legitimacy of private property.

17. Supposedly the reason the opposition made gains in the regional
elections was because “there are shortages of food staples, high
inflation and an elevated unemployment rate (up to 7.2% in June 2008,
6.1% in December 2008).” Actually, during that vote there were hardly
any shortages. Inflation, while high, was no where near as high as
during previous presidencies (an average of 50% in each of the two
prior presidencies, compared to 30% for Chavez). Third, unemployment is
at one of its lowest levels in Venezuelan history. I believe the main
reasons for the losses ought to be sought elsewhere, such as the high
crime rate.

18. To use anti-government talk shows such as La Entrevista and
programs on Globovision as indicators of anything is ludicrous. These
talk shows can always find poor people to voice their discontent about
Chavez and they always have (I have been watching these programs since

19. The authors buy the opposition argument that Simon Bolivar would
not have supported getting rid of the two-term limit. However, Bolivar
was writing in a time when there were no elections for President. In
the full quote Bolivar speaks about the importance of having “repeated
elections” and contrasts this with a presidency for life, not with the
lack of a limit on running for office again.

20. What is “The world gas crisis “? And what are Chávez’s “domestic oil politics”?

21. That Chávez says he needs until 2019 to complete the Bolivarian
Revolution and that he therefore “would have to remain in office
indefinitely in order to perpetuate his vision.” makes no sense at all.
Where is the logic?
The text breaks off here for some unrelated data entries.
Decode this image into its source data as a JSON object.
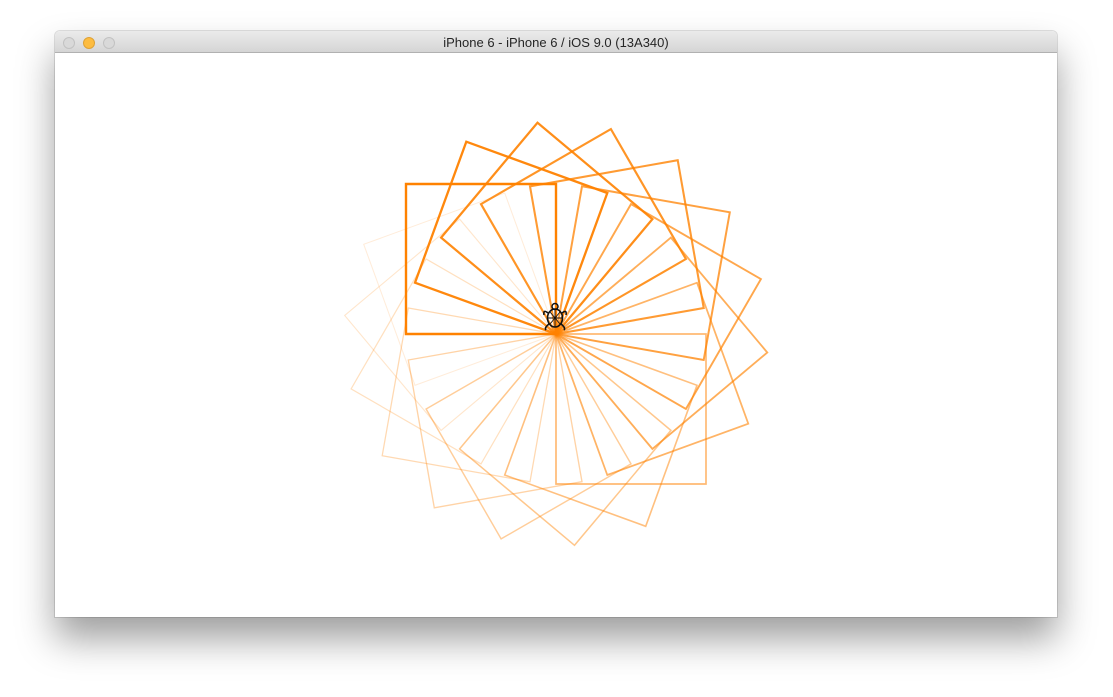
{
  "window": {
    "title": "iPhone 6 - iPhone 6 / iOS 9.0 (13A340)",
    "controls": {
      "close": "close-button",
      "minimize": "minimize-button",
      "zoom": "zoom-button"
    }
  },
  "drawing": {
    "stroke_color": "#ff8200",
    "turtle_icon": "turtle-icon",
    "square_count": 18,
    "rotation_step_deg": 20,
    "description_free": true
  }
}
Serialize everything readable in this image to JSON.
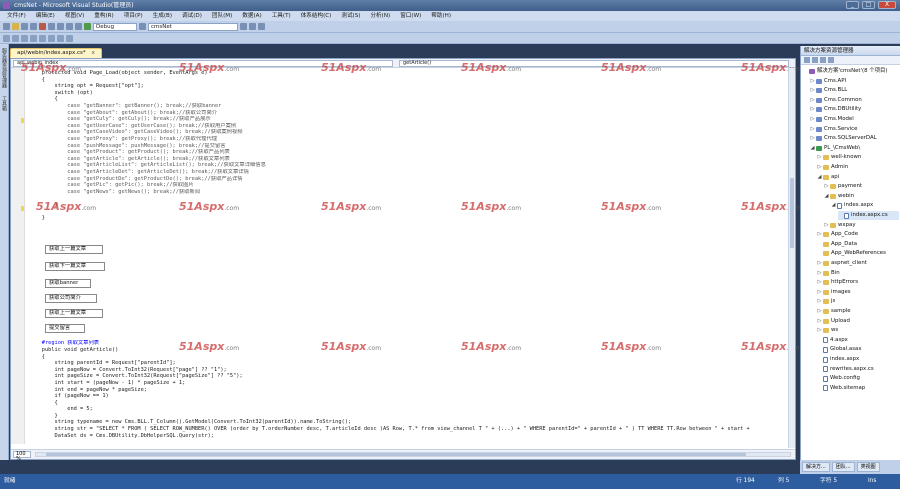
{
  "window": {
    "title": "cmsNet - Microsoft Visual Studio(管理员)",
    "buttons": {
      "min": "_",
      "max": "□",
      "close": "X"
    }
  },
  "menu": [
    "文件(F)",
    "编辑(E)",
    "视图(V)",
    "重构(R)",
    "项目(P)",
    "生成(B)",
    "调试(D)",
    "团队(M)",
    "数据(A)",
    "工具(T)",
    "体系结构(C)",
    "测试(S)",
    "分析(N)",
    "窗口(W)",
    "帮助(H)"
  ],
  "toolbar": {
    "config": "Debug",
    "search": "cmsNet"
  },
  "left_tabs": [
    "服务器资源管理器",
    "工具箱"
  ],
  "doc_tab": {
    "label": "api/webin/index.aspx.cs*",
    "close": "x"
  },
  "nav": {
    "left": "api_webin_index",
    "right": "getArticle()"
  },
  "code_lines": [
    {
      "t": "    protected void Page_Load(object sender, EventArgs e)",
      "k": "plain"
    },
    {
      "t": "    {",
      "k": "plain"
    },
    {
      "t": "        string opt = Request[\"opt\"];",
      "k": "plain"
    },
    {
      "t": "        switch (opt)",
      "k": "plain"
    },
    {
      "t": "        {",
      "k": "plain"
    },
    {
      "t": "            case \"getBanner\": getBanner(); break;//获取banner",
      "k": "case"
    },
    {
      "t": "            case \"getAbout\": getAbout(); break;//获取公司简介",
      "k": "case"
    },
    {
      "t": "            case \"getCuly\": getCuly(); break;//获取产品展示",
      "k": "case"
    },
    {
      "t": "            case \"getUserCase\": getUserCase(); break;//获取用户案例",
      "k": "case"
    },
    {
      "t": "            case \"getCaseVideo\": getCaseVideo(); break;//获取案例视频",
      "k": "case"
    },
    {
      "t": "            case \"getProxy\": getProxy(); break;//获取代理代理",
      "k": "case"
    },
    {
      "t": "            case \"pushMessage\": pushMessage(); break;//提交留言",
      "k": "case"
    },
    {
      "t": "            case \"getProduct\": getProduct(); break;//获取产品列表",
      "k": "case"
    },
    {
      "t": "            case \"getArticle\": getArticle(); break;//获取文章列表",
      "k": "case"
    },
    {
      "t": "            case \"getArticleList\": getArticleList(); break;//获取文章详细信息",
      "k": "case"
    },
    {
      "t": "            case \"getArticleDet\": getArticleDet(); break;//获取文章详情",
      "k": "case"
    },
    {
      "t": "            case \"getProductDe\": getProductDe(); break;//获取产品详情",
      "k": "case"
    },
    {
      "t": "            case \"getPic\": getPic(); break;//获取图片",
      "k": "case"
    },
    {
      "t": "            case \"getNews\": getNews(); break;//获取新闻",
      "k": "case"
    },
    {
      "t": "",
      "k": "plain"
    },
    {
      "t": "        }",
      "k": "plain"
    },
    {
      "t": "",
      "k": "plain"
    },
    {
      "t": "    }",
      "k": "plain"
    }
  ],
  "ui_boxes": [
    "获取上一篇文章",
    "获取下一篇文章",
    "获取banner",
    "获取公司简介",
    "获取上一篇文章",
    "提交留言"
  ],
  "code_lines2": [
    {
      "t": "    #region 获取文章列表",
      "k": "region"
    },
    {
      "t": "    public void getArticle()",
      "k": "decl"
    },
    {
      "t": "    {",
      "k": "plain"
    },
    {
      "t": "        string parentId = Request[\"parentId\"];",
      "k": "plain"
    },
    {
      "t": "        int pageNow = Convert.ToInt32(Request[\"page\"] ?? \"1\");",
      "k": "plain"
    },
    {
      "t": "        int pageSize = Convert.ToInt32(Request[\"pageSize\"] ?? \"5\");",
      "k": "plain"
    },
    {
      "t": "        int start = (pageNow - 1) * pageSize + 1;",
      "k": "plain"
    },
    {
      "t": "        int end = pageNow * pageSize;",
      "k": "plain"
    },
    {
      "t": "        if (pageNow == 1)",
      "k": "plain"
    },
    {
      "t": "        {",
      "k": "plain"
    },
    {
      "t": "            end = 5;",
      "k": "plain"
    },
    {
      "t": "        }",
      "k": "plain"
    },
    {
      "t": "        string typename = new Cms.BLL.T_Column().GetModel(Convert.ToInt32(parentId)).name.ToString();",
      "k": "plain"
    },
    {
      "t": "        string str = \"SELECT * FROM ( SELECT ROW_NUMBER() OVER (order by T.orderNumber desc, T.articleId desc )AS Row, T.* from view_channel T \" + (...) + \" WHERE parentId=\" + parentId + \" ) TT WHERE TT.Row between \" + start +",
      "k": "plain"
    },
    {
      "t": "        DataSet ds = Cms.DBUtility.DbHelperSQL.Query(str);",
      "k": "plain"
    }
  ],
  "watermark": {
    "brand": "51Aspx",
    "suffix": ".com"
  },
  "zoom": "100 %",
  "solution": {
    "title": "解决方案资源管理器",
    "nodes": [
      {
        "label": "解决方案'cmsNet'(8 个项目)",
        "d": 0,
        "icon": "sln",
        "arrow": ""
      },
      {
        "label": "Cms.API",
        "d": 1,
        "icon": "proj",
        "arrow": "▷"
      },
      {
        "label": "Cms.BLL",
        "d": 1,
        "icon": "proj",
        "arrow": "▷"
      },
      {
        "label": "Cms.Common",
        "d": 1,
        "icon": "proj",
        "arrow": "▷"
      },
      {
        "label": "Cms.DBUtility",
        "d": 1,
        "icon": "proj",
        "arrow": "▷"
      },
      {
        "label": "Cms.Model",
        "d": 1,
        "icon": "proj",
        "arrow": "▷"
      },
      {
        "label": "Cms.Service",
        "d": 1,
        "icon": "proj",
        "arrow": "▷"
      },
      {
        "label": "Cms.SQLServerDAL",
        "d": 1,
        "icon": "proj",
        "arrow": "▷"
      },
      {
        "label": "PL_\\CmsWeb\\",
        "d": 1,
        "icon": "web",
        "arrow": "◢"
      },
      {
        "label": "well-known",
        "d": 2,
        "icon": "fold",
        "arrow": "▷"
      },
      {
        "label": "Admin",
        "d": 2,
        "icon": "fold",
        "arrow": "▷"
      },
      {
        "label": "api",
        "d": 2,
        "icon": "fold",
        "arrow": "◢"
      },
      {
        "label": "payment",
        "d": 3,
        "icon": "fold",
        "arrow": "▷"
      },
      {
        "label": "webin",
        "d": 3,
        "icon": "fold",
        "arrow": "◢"
      },
      {
        "label": "index.aspx",
        "d": 4,
        "icon": "file",
        "arrow": "◢"
      },
      {
        "label": "index.aspx.cs",
        "d": 5,
        "icon": "file",
        "arrow": "",
        "sel": true
      },
      {
        "label": "wxpay",
        "d": 3,
        "icon": "fold",
        "arrow": "▷"
      },
      {
        "label": "App_Code",
        "d": 2,
        "icon": "fold",
        "arrow": "▷"
      },
      {
        "label": "App_Data",
        "d": 2,
        "icon": "fold",
        "arrow": ""
      },
      {
        "label": "App_WebReferences",
        "d": 2,
        "icon": "fold",
        "arrow": ""
      },
      {
        "label": "aspnet_client",
        "d": 2,
        "icon": "fold",
        "arrow": "▷"
      },
      {
        "label": "Bin",
        "d": 2,
        "icon": "fold",
        "arrow": "▷"
      },
      {
        "label": "httpErrors",
        "d": 2,
        "icon": "fold",
        "arrow": "▷"
      },
      {
        "label": "images",
        "d": 2,
        "icon": "fold",
        "arrow": "▷"
      },
      {
        "label": "js",
        "d": 2,
        "icon": "fold",
        "arrow": "▷"
      },
      {
        "label": "sample",
        "d": 2,
        "icon": "fold",
        "arrow": "▷"
      },
      {
        "label": "Upload",
        "d": 2,
        "icon": "fold",
        "arrow": "▷"
      },
      {
        "label": "ws",
        "d": 2,
        "icon": "fold",
        "arrow": "▷"
      },
      {
        "label": "4.aspx",
        "d": 2,
        "icon": "file",
        "arrow": ""
      },
      {
        "label": "Global.asax",
        "d": 2,
        "icon": "file",
        "arrow": ""
      },
      {
        "label": "index.aspx",
        "d": 2,
        "icon": "file",
        "arrow": ""
      },
      {
        "label": "rewrites.aspx.cs",
        "d": 2,
        "icon": "file",
        "arrow": ""
      },
      {
        "label": "Web.config",
        "d": 2,
        "icon": "file",
        "arrow": ""
      },
      {
        "label": "Web.sitemap",
        "d": 2,
        "icon": "file",
        "arrow": ""
      }
    ]
  },
  "sol_tabs": [
    "解决方...",
    "团队...",
    "类视图"
  ],
  "status": {
    "ready": "就绪",
    "line": "行 194",
    "col": "列 5",
    "ch": "字符 5",
    "mode": "Ins"
  }
}
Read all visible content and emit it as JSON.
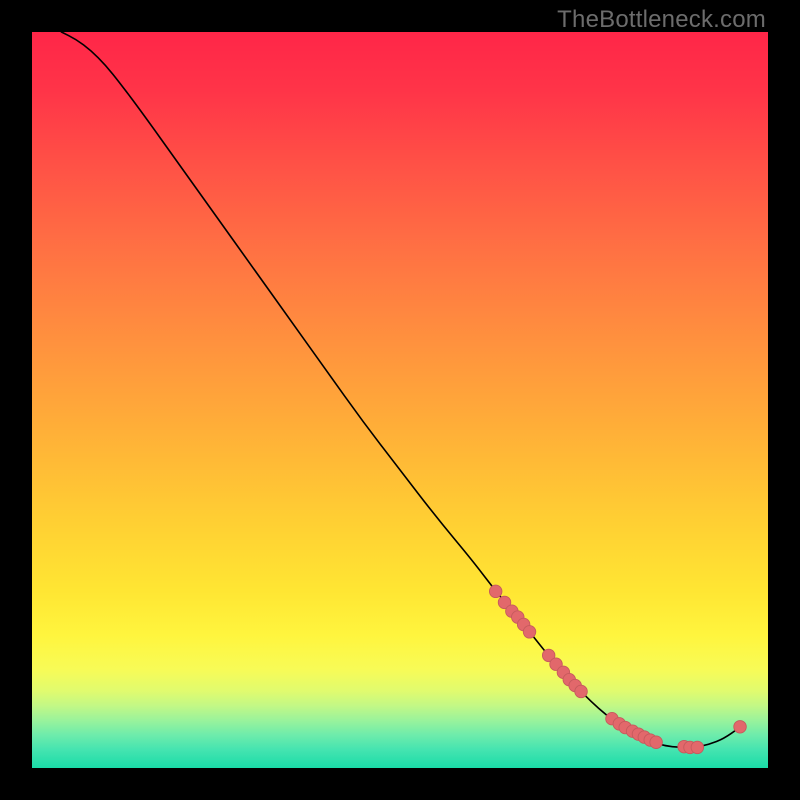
{
  "watermark": "TheBottleneck.com",
  "colors": {
    "black": "#000000",
    "curve": "#000000",
    "dot_fill": "#e2686b",
    "dot_stroke": "#c55a5d",
    "watermark": "#6c6c6c"
  },
  "gradient_stops": [
    {
      "offset": 0.0,
      "color": "#ff2648"
    },
    {
      "offset": 0.08,
      "color": "#ff3448"
    },
    {
      "offset": 0.18,
      "color": "#ff5146"
    },
    {
      "offset": 0.3,
      "color": "#ff7243"
    },
    {
      "offset": 0.42,
      "color": "#ff913e"
    },
    {
      "offset": 0.54,
      "color": "#ffaf38"
    },
    {
      "offset": 0.66,
      "color": "#ffce33"
    },
    {
      "offset": 0.76,
      "color": "#ffe633"
    },
    {
      "offset": 0.82,
      "color": "#fff53e"
    },
    {
      "offset": 0.865,
      "color": "#f8fb56"
    },
    {
      "offset": 0.895,
      "color": "#e1fb6e"
    },
    {
      "offset": 0.915,
      "color": "#c3f885"
    },
    {
      "offset": 0.935,
      "color": "#9af39b"
    },
    {
      "offset": 0.955,
      "color": "#6eecab"
    },
    {
      "offset": 0.975,
      "color": "#45e4b0"
    },
    {
      "offset": 1.0,
      "color": "#1adca8"
    }
  ],
  "chart_data": {
    "type": "line",
    "title": "",
    "xlabel": "",
    "ylabel": "",
    "xlim": [
      0,
      100
    ],
    "ylim": [
      0,
      100
    ],
    "grid": false,
    "series": [
      {
        "name": "bottleneck-curve",
        "x": [
          4,
          6,
          8,
          10,
          12,
          15,
          20,
          25,
          30,
          35,
          40,
          45,
          50,
          55,
          60,
          63,
          66,
          68,
          70,
          72,
          74,
          76,
          78,
          80,
          82,
          84,
          86,
          88,
          90,
          92,
          94,
          96
        ],
        "y": [
          100,
          99,
          97.5,
          95.5,
          93,
          89,
          82,
          75,
          68,
          61,
          54,
          47,
          40.5,
          34,
          28,
          24,
          20.5,
          18,
          15.5,
          13,
          11,
          9,
          7.2,
          5.8,
          4.6,
          3.6,
          3.0,
          2.8,
          2.8,
          3.2,
          4.0,
          5.4
        ]
      }
    ],
    "markers": {
      "name": "highlight-dots",
      "color": "#e2686b",
      "x": [
        63.0,
        64.2,
        65.2,
        66.0,
        66.8,
        67.6,
        70.2,
        71.2,
        72.2,
        73.0,
        73.8,
        74.6,
        78.8,
        79.8,
        80.6,
        81.6,
        82.4,
        83.2,
        84.0,
        84.8,
        88.6,
        89.4,
        90.4,
        96.2
      ],
      "y": [
        24.0,
        22.5,
        21.3,
        20.5,
        19.5,
        18.5,
        15.3,
        14.1,
        13.0,
        12.0,
        11.2,
        10.4,
        6.7,
        6.0,
        5.5,
        5.0,
        4.6,
        4.2,
        3.8,
        3.5,
        2.9,
        2.8,
        2.8,
        5.6
      ]
    }
  }
}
22. Finally, the conclusion that if Chávez cannot run for president
again in 2012 his movement would fragment shows that the authors really
don’t know Venezuela. As long as Chávez is leader of his party, such a
scenario is exceedingly unlikely.

Given this truly enormous number of errors and poor reasoning, I
think it would be good for COHA’s reputation to remove the article from
its website and to thoroughly revise it before reposting it.

Greg Wilpert